Book Image

Learn PostgreSQL

By : Luca Ferrari, Enrico Pirozzi
Book Image

Learn PostgreSQL

By: Luca Ferrari, Enrico Pirozzi

Overview of this book

PostgreSQL is one of the fastest-growing open source object-relational database management systems (DBMS) in the world. As well as being easy to use, it’s scalable and highly efficient. In this book, you’ll explore PostgreSQL 12 and 13 and learn how to build database solutions using it. Complete with hands-on tutorials, this guide will teach you how to achieve the right database design required for a reliable environment. You'll learn how to install and configure a PostgreSQL server and even manage users and connections. The book then progresses to key concepts of relational databases, before taking you through the Data Definition Language (DDL) and commonly used DDL commands. To build on your skills, you’ll understand how to interact with the live cluster, create database objects, and use tools to connect to the live cluster. You’ll then get to grips with creating tables, building indexes, and designing your database schema. Later, you'll explore the Data Manipulation Language (DML) and server-side programming capabilities of PostgreSQL using PL/pgSQL, before learning how to monitor, test, and troubleshoot your database application to ensure high-performance and reliability. By the end of this book, you'll be well-versed with the Postgres database and be able to set up your own PostgreSQL instance and use it to build robust solutions.
Table of Contents (27 chapters)
Section 1: Getting Started
Section 2: Interacting with the Database
Section 3: Administering the Cluster
Section 4: Replication
Section 5: The PostegreSQL Ecosystem

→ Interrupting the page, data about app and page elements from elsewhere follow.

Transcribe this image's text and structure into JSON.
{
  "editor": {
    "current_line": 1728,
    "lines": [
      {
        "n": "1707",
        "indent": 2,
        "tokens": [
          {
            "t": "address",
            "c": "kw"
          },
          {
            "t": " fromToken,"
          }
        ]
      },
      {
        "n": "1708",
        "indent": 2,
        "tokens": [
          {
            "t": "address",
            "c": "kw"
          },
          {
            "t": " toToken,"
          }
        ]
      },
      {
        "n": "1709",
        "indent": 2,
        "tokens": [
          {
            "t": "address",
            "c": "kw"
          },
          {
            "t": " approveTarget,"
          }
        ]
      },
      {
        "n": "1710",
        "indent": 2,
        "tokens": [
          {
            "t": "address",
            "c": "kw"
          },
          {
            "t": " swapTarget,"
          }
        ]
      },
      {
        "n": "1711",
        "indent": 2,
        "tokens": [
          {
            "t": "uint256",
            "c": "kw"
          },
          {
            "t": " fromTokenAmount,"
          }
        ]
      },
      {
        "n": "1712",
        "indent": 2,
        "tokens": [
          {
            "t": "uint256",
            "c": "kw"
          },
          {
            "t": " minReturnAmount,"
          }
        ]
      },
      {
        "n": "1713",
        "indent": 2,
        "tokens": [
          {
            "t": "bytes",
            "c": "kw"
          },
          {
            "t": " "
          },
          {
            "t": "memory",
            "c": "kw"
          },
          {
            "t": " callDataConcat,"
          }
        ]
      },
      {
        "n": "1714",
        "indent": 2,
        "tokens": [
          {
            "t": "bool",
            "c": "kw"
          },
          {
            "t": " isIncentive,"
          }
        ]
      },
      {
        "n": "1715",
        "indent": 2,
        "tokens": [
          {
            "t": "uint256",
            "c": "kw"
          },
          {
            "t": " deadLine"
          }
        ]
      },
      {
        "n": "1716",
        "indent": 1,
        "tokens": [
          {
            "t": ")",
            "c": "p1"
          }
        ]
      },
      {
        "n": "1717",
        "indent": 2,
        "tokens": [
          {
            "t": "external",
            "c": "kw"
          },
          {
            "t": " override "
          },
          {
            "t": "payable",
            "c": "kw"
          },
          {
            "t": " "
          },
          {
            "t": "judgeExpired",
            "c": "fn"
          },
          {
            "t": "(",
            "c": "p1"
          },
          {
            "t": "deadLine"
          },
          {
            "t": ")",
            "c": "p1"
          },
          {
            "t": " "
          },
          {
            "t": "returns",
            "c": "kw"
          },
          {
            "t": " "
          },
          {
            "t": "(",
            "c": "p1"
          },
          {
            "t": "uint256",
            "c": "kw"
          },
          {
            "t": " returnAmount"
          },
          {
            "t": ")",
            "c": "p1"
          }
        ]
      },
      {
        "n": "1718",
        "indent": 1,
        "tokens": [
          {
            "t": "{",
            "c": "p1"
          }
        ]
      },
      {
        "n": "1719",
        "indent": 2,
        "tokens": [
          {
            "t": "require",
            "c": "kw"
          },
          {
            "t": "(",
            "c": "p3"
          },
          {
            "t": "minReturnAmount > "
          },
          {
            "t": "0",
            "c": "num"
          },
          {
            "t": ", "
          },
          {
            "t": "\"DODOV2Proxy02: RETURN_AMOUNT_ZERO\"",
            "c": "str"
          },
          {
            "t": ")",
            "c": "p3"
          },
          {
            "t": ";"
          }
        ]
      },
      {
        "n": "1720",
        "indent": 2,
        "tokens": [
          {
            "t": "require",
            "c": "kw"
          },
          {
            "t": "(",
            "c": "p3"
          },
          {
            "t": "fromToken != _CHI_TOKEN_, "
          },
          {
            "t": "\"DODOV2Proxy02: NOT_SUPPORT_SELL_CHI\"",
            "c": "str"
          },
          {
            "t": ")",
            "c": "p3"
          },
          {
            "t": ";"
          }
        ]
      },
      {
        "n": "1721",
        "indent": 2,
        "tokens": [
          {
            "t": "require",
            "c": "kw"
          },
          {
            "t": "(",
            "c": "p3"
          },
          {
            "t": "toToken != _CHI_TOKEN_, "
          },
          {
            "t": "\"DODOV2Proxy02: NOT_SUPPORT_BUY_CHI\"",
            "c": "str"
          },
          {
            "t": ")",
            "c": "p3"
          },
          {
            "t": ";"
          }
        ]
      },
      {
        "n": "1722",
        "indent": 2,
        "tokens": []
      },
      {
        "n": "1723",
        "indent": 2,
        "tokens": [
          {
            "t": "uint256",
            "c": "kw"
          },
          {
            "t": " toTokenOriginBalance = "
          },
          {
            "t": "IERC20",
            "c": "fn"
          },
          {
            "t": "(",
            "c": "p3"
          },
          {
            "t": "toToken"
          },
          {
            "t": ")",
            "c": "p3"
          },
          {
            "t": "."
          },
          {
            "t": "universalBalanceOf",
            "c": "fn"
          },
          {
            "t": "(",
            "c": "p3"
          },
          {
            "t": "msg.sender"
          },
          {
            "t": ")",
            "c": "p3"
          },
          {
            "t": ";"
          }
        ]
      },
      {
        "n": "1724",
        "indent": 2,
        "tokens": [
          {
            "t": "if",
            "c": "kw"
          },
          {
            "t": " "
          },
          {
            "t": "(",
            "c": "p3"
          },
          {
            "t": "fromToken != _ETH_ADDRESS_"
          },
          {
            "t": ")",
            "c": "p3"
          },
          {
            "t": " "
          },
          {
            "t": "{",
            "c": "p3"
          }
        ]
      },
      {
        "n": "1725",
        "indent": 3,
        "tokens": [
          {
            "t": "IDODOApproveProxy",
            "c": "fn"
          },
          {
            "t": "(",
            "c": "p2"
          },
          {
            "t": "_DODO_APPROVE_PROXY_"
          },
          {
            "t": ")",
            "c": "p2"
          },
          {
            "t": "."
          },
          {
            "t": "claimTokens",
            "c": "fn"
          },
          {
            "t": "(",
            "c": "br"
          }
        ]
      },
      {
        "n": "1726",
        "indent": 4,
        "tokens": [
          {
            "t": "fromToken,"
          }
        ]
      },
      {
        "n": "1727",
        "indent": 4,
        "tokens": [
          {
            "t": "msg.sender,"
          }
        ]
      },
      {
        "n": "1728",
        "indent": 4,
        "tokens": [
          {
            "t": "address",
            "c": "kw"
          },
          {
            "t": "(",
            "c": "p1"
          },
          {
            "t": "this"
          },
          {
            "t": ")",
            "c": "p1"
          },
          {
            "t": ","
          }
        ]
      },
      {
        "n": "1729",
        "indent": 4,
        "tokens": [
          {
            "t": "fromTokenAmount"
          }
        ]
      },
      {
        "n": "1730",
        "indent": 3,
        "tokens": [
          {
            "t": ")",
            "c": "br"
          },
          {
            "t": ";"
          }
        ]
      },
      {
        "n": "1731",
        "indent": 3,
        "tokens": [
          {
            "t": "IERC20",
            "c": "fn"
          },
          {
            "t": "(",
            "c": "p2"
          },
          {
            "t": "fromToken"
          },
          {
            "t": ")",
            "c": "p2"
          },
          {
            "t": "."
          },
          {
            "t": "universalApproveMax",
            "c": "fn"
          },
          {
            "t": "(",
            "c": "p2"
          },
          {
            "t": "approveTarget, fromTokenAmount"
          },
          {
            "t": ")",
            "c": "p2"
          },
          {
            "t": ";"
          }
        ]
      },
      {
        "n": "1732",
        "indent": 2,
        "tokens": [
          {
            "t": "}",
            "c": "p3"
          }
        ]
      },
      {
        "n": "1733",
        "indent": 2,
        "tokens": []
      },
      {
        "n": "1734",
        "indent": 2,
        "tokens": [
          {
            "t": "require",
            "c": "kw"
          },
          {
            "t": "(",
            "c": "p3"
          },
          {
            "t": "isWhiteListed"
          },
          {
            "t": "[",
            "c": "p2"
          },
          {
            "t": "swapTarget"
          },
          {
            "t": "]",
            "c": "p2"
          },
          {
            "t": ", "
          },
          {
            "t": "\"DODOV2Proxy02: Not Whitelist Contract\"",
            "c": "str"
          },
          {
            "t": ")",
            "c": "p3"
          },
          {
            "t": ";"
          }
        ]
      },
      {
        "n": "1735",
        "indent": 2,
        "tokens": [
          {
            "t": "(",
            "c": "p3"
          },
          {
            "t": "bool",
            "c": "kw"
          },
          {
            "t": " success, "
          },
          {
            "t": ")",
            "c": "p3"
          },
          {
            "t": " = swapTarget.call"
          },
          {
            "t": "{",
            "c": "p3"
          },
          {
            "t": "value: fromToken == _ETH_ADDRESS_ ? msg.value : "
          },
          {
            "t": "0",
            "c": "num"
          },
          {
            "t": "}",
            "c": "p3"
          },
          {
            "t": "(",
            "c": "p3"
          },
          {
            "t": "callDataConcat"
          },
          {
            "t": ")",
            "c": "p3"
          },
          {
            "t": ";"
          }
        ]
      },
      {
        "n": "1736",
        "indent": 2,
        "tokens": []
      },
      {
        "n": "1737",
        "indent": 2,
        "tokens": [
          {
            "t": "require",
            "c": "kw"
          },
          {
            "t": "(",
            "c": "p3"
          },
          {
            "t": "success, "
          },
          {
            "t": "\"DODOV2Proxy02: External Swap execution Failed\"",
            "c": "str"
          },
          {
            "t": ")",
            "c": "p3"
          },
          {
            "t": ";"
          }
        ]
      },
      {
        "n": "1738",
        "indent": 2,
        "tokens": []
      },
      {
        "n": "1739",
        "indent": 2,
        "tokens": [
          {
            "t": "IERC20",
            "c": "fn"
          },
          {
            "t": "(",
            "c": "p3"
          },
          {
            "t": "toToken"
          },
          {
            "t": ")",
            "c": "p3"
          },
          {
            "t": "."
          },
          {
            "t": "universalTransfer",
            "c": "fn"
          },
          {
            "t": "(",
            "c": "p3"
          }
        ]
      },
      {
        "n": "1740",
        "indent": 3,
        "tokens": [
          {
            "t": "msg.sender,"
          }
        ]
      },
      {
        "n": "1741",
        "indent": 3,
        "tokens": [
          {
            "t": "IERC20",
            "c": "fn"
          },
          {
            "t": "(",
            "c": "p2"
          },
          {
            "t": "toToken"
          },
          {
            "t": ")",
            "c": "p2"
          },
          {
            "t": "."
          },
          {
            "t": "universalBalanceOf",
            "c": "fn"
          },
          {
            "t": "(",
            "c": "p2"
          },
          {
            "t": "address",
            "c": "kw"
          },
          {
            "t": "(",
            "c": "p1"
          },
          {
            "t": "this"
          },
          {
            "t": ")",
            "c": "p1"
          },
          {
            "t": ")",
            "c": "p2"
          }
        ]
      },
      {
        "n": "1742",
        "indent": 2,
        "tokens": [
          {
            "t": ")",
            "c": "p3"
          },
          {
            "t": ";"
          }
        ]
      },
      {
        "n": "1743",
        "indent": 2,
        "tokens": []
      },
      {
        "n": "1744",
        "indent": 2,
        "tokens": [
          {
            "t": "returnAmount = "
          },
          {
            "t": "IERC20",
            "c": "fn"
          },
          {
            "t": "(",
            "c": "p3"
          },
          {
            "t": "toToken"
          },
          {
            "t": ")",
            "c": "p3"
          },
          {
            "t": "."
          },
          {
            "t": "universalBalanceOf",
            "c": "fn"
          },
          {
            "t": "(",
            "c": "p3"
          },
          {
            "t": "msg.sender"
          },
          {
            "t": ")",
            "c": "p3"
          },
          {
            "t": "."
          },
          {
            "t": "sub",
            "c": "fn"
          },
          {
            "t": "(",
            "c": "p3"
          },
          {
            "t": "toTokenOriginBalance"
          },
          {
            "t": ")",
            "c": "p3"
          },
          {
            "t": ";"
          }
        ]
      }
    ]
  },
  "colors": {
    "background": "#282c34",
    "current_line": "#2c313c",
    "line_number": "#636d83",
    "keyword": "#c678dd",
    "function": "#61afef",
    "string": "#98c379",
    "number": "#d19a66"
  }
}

ANALYZE and how to update statistics

PostgreSQL exploits a statistical approach to evaluate different execution plans. This means that PostgreSQL does not know how many tuples there are in a table, but has a good approximation that allows the planner to compute the cost of the execution plan.

Statistics are not only related to the quantity (how many tuples) but also to the quality of the underlying data – for example, how many distinct values, which values are more frequent in a column, and so on. Thanks to the combination of all of this data, PostgreSQL is able to make a good decision.

There are times, however, when the quality of the statistical data is not good enough for PostgreSQL to choose the best plan, a problem commonly known as "out-of-date statistics." In fact, statistics are not updated in real time; rather, PostgreSQL keeps track of what is ongoing in every table in every database and summarizes the number of new tuples, updated ones, and deleted ones, as...